### [WORK REQUIRED]
Read through the records. Copy each line that has the word "download".

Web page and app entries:
----

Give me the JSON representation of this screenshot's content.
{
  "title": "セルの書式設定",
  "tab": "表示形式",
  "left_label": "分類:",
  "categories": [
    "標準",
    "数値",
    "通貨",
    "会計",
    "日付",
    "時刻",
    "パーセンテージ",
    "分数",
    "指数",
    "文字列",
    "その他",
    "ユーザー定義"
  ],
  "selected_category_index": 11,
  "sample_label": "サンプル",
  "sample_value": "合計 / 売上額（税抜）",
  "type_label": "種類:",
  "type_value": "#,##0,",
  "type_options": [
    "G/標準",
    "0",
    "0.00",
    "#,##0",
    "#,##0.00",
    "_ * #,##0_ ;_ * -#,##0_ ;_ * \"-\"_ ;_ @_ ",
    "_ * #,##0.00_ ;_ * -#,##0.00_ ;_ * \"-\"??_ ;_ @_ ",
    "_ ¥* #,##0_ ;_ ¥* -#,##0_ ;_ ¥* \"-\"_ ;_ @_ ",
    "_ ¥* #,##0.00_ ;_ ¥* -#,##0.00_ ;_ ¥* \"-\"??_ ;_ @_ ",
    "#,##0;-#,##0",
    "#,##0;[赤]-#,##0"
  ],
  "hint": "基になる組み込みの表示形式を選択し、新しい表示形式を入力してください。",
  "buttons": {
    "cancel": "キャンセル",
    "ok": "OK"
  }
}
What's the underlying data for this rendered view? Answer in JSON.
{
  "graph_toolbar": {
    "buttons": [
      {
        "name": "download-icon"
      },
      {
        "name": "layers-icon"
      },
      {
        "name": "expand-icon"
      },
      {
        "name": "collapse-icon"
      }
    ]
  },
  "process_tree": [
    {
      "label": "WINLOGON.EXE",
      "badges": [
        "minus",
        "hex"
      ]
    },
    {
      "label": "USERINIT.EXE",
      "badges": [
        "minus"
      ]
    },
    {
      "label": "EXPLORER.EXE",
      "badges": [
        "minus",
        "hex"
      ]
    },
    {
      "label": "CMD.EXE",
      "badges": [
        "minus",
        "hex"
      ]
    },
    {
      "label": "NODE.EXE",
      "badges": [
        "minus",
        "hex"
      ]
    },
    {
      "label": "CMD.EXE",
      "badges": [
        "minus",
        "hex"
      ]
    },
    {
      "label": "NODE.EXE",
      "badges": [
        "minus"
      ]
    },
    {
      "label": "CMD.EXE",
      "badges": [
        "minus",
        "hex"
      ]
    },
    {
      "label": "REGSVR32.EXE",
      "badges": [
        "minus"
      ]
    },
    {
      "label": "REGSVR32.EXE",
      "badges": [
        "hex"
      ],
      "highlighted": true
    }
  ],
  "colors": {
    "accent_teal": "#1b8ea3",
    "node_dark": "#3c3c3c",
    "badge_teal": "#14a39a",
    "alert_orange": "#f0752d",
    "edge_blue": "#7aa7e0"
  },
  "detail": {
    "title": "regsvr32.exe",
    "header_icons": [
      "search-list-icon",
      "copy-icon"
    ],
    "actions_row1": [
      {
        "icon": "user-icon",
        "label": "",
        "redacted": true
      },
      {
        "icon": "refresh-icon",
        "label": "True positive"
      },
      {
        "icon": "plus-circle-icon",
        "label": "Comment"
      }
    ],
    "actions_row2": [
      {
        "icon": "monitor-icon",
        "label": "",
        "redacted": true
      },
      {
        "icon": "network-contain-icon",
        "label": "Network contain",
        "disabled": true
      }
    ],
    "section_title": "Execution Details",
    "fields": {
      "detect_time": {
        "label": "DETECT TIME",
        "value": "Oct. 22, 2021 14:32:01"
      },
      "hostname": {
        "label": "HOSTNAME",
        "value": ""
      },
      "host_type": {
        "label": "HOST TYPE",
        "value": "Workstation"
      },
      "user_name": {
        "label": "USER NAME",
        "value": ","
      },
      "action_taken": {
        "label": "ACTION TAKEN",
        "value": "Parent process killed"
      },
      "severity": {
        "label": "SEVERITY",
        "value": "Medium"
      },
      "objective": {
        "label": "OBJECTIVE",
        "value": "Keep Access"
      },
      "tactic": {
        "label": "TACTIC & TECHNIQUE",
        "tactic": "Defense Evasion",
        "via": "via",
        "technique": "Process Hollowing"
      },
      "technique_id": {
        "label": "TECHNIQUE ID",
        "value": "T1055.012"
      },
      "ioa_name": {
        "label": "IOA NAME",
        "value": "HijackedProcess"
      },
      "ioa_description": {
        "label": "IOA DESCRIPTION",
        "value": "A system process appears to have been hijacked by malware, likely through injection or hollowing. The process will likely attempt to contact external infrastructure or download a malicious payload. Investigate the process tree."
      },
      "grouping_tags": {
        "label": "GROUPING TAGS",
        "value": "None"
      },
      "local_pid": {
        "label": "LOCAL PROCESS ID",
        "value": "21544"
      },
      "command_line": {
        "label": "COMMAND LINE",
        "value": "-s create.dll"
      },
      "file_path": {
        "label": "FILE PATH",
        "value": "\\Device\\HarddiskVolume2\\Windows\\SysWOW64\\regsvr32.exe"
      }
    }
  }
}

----

### [REPLY]
        "name": "download-icon"
        "value": "A system process appears to have been hijacked by malware, likely through injection or hollowing. The process will likely attempt to contact external infrastructure or download a malicious payload. Investigate the process tree."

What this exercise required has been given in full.